What Type Of White Blood Cells Along With Lymphocytes Play A Large Role In Immunity: Agranulocytes, including lymphocytes and monocytes, with lymphocytes playing a large role in specific immunity.
Thrombocytes (Platelets) Are: Cell fragments from megakaryocytes that are required for coagulation
Blood Antigens Include: The surface antigens: A, B, and O, as well as Rh factor (D)
The I^A (A) And I^B (B) Alleles Are: Codominant
The i(O) Allele Is: Recessive.
An Individual Has Antibodies For: Any ABO allele he or she does not have
Positive Rh Factor Is: Dominant.
An Rh-negative Individual Will Only Create Anti-Rh Antibodies After: Exposure to Rh-positive blood
Blood Pressure Refers To: The force per unit area that is exerted on the walls of blood vessels by blood. This is divided into systolic and diastolic components
Blood Pressure Must Be High Enough To Overcome: The resistance created by arterioles and capillaries but low enough to avoid damaging the vasculature and surrounding structures
Blood Pressure Can Be Measured With A: Sphygmomanometer
Blood Pressure Is Maintained By: Baroreceptor and chemoreceptor reflexes
Low Blood Pressure Promotes: Aldosterone and antidiuretic hormone (ADH or vasopressin) release
High Blood Osmolarity Also Promotes: ADH and atrial natriuretic peptide (ANP) release
Gas And Solute Exchange Occurs At The Levels Of: The capillaries. This relies on the existence of concentration gradients to facilitate diffusion across the capillary walls.
Capillaries Are Also Leaky, Which Aids In: Transport of gases and solutes.
Starling Forces Consist Of: Hydrostatic pressure and osmotic (oncotic) pressure
Hydrostatic Pressure Of Starling Forces: The pressure of the fluid within the blood vessel
Osmotic Pressure Of Starling Forces: The "sucking" pressure drawing water toward solutes
Oncotic Pressure: Osmotic pressure due to proteins
Hydrostatic Pressure Forces Fluid Out At The: Arteriolar end of a capillary bed
Oncotic Pressure Draws Fluid Back In At The: Venule end
Oxygen Is Carried By Hemoglobin, Which: Exhibits cooperative binding.
In The Lungs, There Is A High Partial Pressure Of O2, Which Results In: Loading of oxygen onto hemoglobin
In The Tissues, There Is A Low Partial Pressure Of Oxygen, Which Results: Unloading of oxygen from hemoglobin
Cooperative Binding: Each successive oxygen bound to hemoglobin increases the affinity of the other subunits, while each successive oxygen released decreases the affinity of the other subunits.

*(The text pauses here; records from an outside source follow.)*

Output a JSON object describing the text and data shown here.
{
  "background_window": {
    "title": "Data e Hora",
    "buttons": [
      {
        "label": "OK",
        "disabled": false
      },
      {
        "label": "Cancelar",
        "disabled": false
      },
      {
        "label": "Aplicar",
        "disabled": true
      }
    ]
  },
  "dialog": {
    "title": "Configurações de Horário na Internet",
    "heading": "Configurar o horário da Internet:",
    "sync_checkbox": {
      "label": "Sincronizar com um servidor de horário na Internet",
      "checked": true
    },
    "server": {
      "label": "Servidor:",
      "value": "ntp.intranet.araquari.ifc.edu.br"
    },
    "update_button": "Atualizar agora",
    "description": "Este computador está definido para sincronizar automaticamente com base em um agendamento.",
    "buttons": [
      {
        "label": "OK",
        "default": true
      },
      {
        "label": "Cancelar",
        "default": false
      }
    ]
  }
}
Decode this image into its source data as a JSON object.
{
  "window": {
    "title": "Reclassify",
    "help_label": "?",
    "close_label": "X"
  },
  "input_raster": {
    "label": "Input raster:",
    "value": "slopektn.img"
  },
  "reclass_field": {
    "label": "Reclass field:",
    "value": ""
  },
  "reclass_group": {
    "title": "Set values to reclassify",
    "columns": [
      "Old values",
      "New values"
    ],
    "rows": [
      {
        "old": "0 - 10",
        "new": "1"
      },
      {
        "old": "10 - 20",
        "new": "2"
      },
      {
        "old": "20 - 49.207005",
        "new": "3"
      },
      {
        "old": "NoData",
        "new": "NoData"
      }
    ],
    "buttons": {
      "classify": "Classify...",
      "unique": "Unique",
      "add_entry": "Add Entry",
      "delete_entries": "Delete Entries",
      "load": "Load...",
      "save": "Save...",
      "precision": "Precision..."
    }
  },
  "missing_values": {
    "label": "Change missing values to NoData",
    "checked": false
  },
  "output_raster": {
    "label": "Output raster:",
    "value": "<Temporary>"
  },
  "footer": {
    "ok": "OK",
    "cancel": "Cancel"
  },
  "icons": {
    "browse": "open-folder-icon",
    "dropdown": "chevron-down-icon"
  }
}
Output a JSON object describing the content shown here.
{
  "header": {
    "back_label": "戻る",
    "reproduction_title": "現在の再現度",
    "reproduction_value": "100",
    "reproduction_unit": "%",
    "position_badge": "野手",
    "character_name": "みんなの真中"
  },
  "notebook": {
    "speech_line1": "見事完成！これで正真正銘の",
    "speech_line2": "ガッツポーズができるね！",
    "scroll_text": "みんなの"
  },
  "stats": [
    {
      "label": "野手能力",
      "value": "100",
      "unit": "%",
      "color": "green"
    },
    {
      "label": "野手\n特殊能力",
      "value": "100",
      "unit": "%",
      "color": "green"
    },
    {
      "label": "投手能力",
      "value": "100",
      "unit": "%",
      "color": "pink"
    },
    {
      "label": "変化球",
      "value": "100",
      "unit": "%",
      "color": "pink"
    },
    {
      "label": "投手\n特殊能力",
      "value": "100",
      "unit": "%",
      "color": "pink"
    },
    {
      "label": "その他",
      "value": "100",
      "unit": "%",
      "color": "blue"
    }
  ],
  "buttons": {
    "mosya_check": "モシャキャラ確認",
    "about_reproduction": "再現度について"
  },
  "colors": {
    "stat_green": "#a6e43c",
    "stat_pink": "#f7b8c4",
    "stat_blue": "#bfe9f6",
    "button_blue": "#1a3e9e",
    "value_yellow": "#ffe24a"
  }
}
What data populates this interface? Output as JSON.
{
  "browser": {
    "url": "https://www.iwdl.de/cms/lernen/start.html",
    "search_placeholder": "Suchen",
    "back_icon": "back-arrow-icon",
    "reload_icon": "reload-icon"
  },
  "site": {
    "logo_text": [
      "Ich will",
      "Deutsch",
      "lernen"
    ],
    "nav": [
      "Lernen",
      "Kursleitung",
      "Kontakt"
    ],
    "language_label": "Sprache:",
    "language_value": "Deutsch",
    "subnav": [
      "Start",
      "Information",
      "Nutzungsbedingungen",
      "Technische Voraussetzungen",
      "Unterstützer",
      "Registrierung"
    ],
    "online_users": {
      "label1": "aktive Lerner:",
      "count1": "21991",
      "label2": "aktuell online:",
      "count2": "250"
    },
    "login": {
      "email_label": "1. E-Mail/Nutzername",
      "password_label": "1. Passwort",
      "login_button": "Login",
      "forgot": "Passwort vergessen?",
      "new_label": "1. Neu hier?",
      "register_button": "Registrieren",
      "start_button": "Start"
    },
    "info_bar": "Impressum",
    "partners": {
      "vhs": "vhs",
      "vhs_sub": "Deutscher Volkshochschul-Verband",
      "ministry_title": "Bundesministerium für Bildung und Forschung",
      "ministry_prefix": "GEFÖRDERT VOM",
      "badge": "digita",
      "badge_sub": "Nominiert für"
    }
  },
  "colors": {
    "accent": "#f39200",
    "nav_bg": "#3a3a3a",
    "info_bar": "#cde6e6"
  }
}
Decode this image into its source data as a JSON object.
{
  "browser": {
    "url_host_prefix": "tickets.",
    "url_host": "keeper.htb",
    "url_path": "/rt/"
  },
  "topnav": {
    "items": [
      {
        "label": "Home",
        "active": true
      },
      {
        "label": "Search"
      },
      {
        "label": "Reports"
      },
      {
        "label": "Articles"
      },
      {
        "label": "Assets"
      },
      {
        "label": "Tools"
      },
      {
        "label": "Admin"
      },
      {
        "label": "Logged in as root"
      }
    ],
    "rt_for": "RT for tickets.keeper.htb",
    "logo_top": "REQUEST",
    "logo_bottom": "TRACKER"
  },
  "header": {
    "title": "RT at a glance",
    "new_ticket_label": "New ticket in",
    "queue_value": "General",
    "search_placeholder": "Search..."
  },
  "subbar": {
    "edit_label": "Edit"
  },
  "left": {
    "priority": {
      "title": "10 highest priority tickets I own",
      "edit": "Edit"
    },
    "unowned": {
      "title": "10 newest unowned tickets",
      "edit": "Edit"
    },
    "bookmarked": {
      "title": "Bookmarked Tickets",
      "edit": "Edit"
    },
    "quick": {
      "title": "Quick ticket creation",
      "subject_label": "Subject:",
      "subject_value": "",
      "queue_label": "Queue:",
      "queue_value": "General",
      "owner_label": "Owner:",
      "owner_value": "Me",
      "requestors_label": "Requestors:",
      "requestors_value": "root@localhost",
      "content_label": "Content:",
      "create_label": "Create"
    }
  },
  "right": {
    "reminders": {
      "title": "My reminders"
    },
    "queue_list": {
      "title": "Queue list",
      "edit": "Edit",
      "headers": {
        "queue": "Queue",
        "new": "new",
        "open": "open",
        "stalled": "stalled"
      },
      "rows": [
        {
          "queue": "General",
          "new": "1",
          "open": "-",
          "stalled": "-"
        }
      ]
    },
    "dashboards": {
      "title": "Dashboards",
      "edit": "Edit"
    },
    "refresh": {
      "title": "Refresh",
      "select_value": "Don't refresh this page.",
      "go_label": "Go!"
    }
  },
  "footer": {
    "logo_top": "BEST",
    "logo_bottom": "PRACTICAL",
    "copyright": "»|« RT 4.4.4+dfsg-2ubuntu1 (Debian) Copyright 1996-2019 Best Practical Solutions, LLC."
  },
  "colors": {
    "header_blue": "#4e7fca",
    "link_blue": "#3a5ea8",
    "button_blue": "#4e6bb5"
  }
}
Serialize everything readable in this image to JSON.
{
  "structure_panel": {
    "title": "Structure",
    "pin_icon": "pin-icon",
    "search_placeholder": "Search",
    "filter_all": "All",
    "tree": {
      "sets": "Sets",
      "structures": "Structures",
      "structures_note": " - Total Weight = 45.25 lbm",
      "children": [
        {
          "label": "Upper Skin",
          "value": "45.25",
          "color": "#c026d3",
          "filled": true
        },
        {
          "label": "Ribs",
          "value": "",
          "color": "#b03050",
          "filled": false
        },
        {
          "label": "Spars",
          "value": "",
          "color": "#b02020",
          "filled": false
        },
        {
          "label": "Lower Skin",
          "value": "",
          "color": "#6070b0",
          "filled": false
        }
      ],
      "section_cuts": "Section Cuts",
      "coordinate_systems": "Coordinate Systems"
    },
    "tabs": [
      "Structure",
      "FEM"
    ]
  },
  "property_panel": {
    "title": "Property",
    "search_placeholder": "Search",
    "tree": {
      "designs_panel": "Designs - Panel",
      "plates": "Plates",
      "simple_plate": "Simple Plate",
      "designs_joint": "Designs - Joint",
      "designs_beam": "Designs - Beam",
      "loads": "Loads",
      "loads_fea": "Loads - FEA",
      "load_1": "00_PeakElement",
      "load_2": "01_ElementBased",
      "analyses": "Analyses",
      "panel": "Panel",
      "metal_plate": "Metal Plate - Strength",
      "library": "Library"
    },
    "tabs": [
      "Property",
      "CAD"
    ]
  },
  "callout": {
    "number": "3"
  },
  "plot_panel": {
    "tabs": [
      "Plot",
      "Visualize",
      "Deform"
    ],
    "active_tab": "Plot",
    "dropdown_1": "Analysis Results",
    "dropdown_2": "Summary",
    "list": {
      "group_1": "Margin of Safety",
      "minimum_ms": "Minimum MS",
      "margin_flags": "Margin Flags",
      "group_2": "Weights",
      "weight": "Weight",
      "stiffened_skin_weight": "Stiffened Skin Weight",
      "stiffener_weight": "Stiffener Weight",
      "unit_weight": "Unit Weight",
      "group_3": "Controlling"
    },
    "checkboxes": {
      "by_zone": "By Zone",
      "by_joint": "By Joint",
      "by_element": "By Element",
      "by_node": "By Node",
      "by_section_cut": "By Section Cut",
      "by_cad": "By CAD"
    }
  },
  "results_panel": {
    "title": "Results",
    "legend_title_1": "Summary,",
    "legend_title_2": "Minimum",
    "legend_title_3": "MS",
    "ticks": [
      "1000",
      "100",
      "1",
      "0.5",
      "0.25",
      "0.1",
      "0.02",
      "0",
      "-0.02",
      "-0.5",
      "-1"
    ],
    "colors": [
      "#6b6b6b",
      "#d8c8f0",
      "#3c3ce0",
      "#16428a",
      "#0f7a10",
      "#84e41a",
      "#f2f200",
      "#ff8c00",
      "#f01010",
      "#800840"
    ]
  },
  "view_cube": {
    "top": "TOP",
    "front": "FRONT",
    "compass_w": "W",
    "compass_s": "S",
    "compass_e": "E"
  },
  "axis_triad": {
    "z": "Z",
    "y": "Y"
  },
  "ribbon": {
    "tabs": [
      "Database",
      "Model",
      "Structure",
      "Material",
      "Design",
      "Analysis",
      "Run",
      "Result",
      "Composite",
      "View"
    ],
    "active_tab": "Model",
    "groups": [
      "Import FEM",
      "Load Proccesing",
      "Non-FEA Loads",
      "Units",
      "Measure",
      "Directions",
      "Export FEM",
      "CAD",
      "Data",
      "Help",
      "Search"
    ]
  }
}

Carbon Dioxide Is Largely Carried In The Blood In The Form Of: Carbonic acid, or bicarbonate and hydrogen ions.
Carbon Dioxide Is: Non polar and not particular soluble while bicarbonate, hydrogen ions, and carbonic acid are polar and highly soluble.
HIgh P4CO2, High [H+], Low pH, High Temp., High Conc. Of 2,3-BPG Can Cause A: Right shift in the oxyhemoglobin dissociation curve, which reflects a decreased affinity for oxygen
A Left Shift In Oxyhemoglobin Dissociation Curve Can Be Seen In: Fetal hemoglobin compared to adult hemoglobin
Nutrients, Wastes, And Hormones Are Carried In The Bloodstream To: Tissues for use or disposal
Coagulation Results From: An activation cascade
When The Endothelial Lining Of A Blood Vessel Is Damaged: The collagen and tissue factor underlying the endothelial cells are exposed. This results in a cascade of events known as the coagulation cascade which results in the formation of a clot over the damaged area.
Platelets Bind To Collagen And Are Stabilized By: Fibrin, which is activated by thrombin
Clots Can be Broken Down By: Plasmin
Created by: SamB91